Completed

Enhancing Networks for Resilience

This project investigates the role that the Southern Grampians Glenelg Primary Care Partnership could play in supporting learning and networking for disaster preparedness

This project investigated the role that the Southern Grampians Glenelg Primary Care Partnership (SGGPCP) could play in supporting learning and networking for disaster preparedness.

The National Strategy for Disaster Resilience (NSDR) recognises that the strength of partnerships and networks in the non-government and community sector are fundamental for enhancing disaster resilience (COAG 2011). SGGPCP, in collaboration with RMIT University, therefore sought to examine how networks developed through SGGPCP might contribute to disaster resilience outcomes, specifically disaster preparedness.

Stage One of the project identified that networking and applied learning both have a significant relationship with preparedness activities, but that further understanding of networking enablers and pathways to the application of learning were required. The Stage One report can be found here.

Stage Two investigated these questions of network enablers and the role that SGGPCP could play in facilitating such networking and learning in the context of disaster preparedness. This stage was conducted in three distinct phases and investigated both formal and informal learning.

Phase One evaluated what networking and applied learning resulted from a formal learning approach using a desk-top heatwave and fire scenario in two workshops with health and community care workers. Networking was assessed using social network analysis (SNA) and applied learning was evaluated by using Kirkpatrick’s training evaluation framework. Enablers and barriers for applied learning were also identified in Phase One.

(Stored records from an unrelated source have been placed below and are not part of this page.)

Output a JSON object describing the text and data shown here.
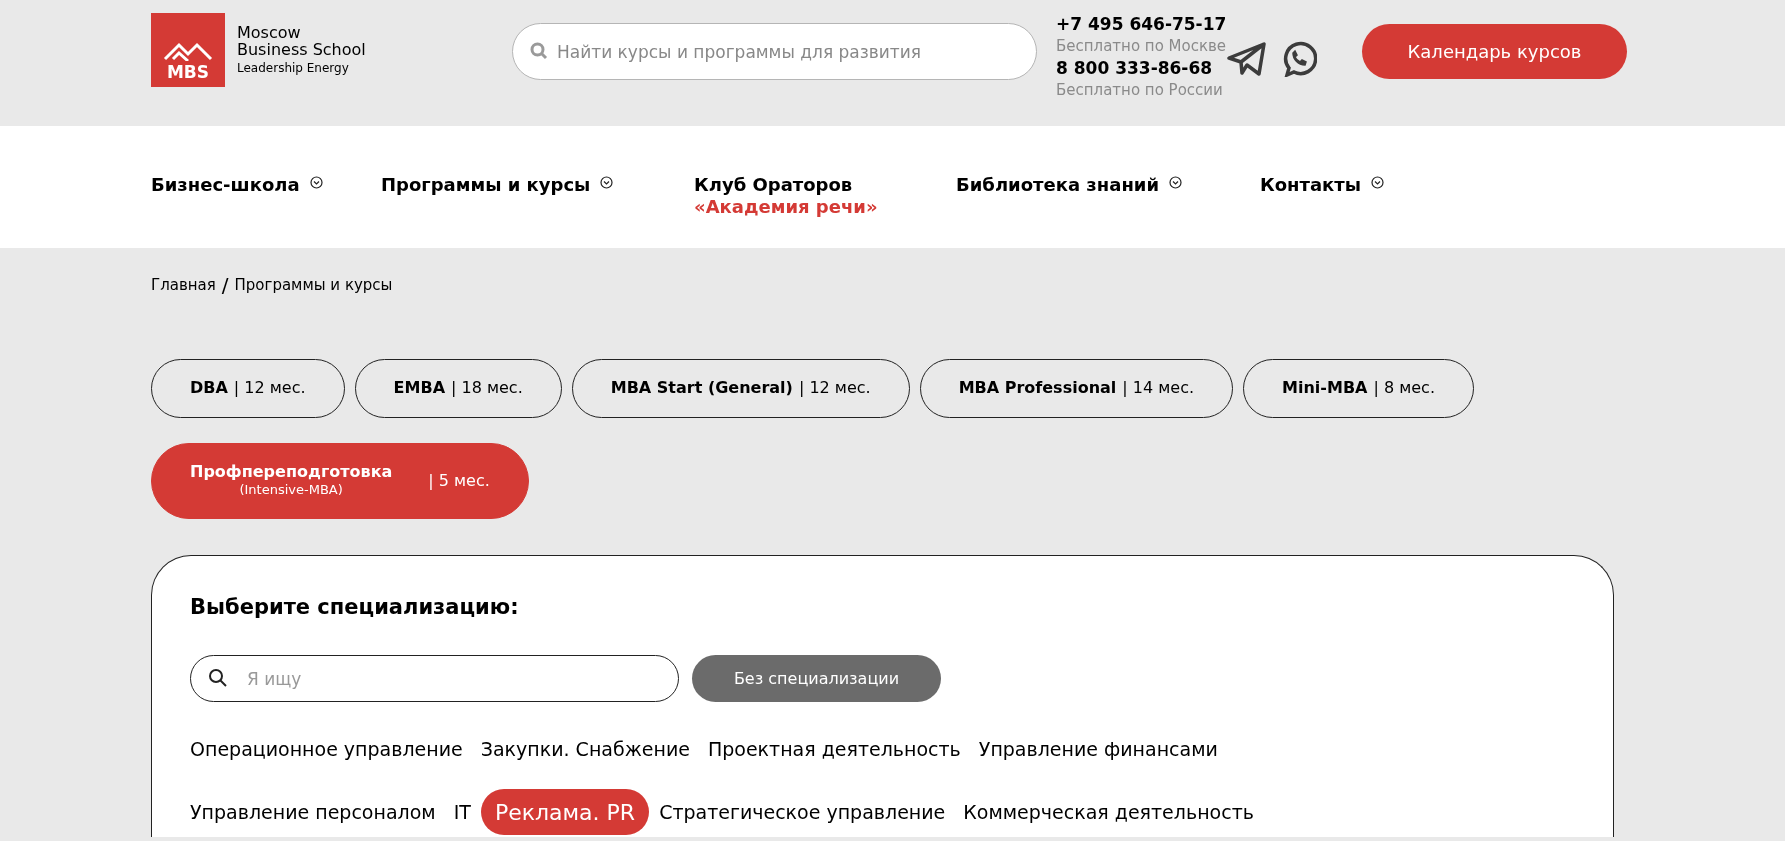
{
  "logo": {
    "line_1": "Moscow",
    "line_2": "Business School",
    "tagline": "Leadership Energy",
    "mark": "MBS"
  },
  "search": {
    "placeholder": "Найти курсы и программы для развития"
  },
  "contacts": [
    {
      "phone": "+7 495 646-75-17",
      "note": "Бесплатно по Москве"
    },
    {
      "phone": "8 800 333-86-68",
      "note": "Бесплатно по России"
    }
  ],
  "calendar_button": "Календарь курсов",
  "nav": [
    {
      "label": "Бизнес-школа",
      "has_dropdown": true
    },
    {
      "label": "Программы и курсы",
      "has_dropdown": true
    },
    {
      "label": "Клуб Ораторов",
      "accent": "«Академия речи»",
      "has_dropdown": false
    },
    {
      "label": "Библиотека знаний",
      "has_dropdown": true
    },
    {
      "label": "Контакты",
      "has_dropdown": true
    }
  ],
  "breadcrumbs": [
    "Главная",
    "Программы и курсы"
  ],
  "breadcrumb_separator": "/",
  "programs": [
    {
      "name": "DBA",
      "duration": "| 12 мес.",
      "selected": false
    },
    {
      "name": "EMBA",
      "duration": "| 18 мес.",
      "selected": false
    },
    {
      "name": "MBA Start (General)",
      "duration": "| 12 мес.",
      "selected": false
    },
    {
      "name": "MBA Professional",
      "duration": "| 14 мес.",
      "selected": false
    },
    {
      "name": "Mini-MBA",
      "duration": "| 8 мес.",
      "selected": false
    },
    {
      "name": "Профпереподготовка",
      "subtitle": "(Intensive-MBA)",
      "duration": "| 5 мес.",
      "selected": true
    }
  ],
  "specialization": {
    "title": "Выберите специализацию:",
    "search_placeholder": "Я ищу",
    "no_spec_button": "Без специализации",
    "tags": [
      {
        "label": "Операционное управление",
        "selected": false
      },
      {
        "label": "Закупки. Снабжение",
        "selected": false
      },
      {
        "label": "Проектная деятельность",
        "selected": false
      },
      {
        "label": "Управление финансами",
        "selected": false
      },
      {
        "label": "Управление персоналом",
        "selected": false
      },
      {
        "label": "IT",
        "selected": false
      },
      {
        "label": "Реклама. PR",
        "selected": true
      },
      {
        "label": "Стратегическое управление",
        "selected": false
      },
      {
        "label": "Коммерческая деятельность",
        "selected": false
      }
    ]
  }
}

Phase Two investigated informal learning by analysing the conditions that facilitated informal learning within four different, regular network meetings – both informal and formally convened meetings. It also identified the enablers and barriers to networking.

Phase three involved a community-based information distribution approach called ‘pass-the-parcel’, which identified reported change in community-member actions after receiving a parcel of heatwave related information and objects.

The Stage Two report can be found here.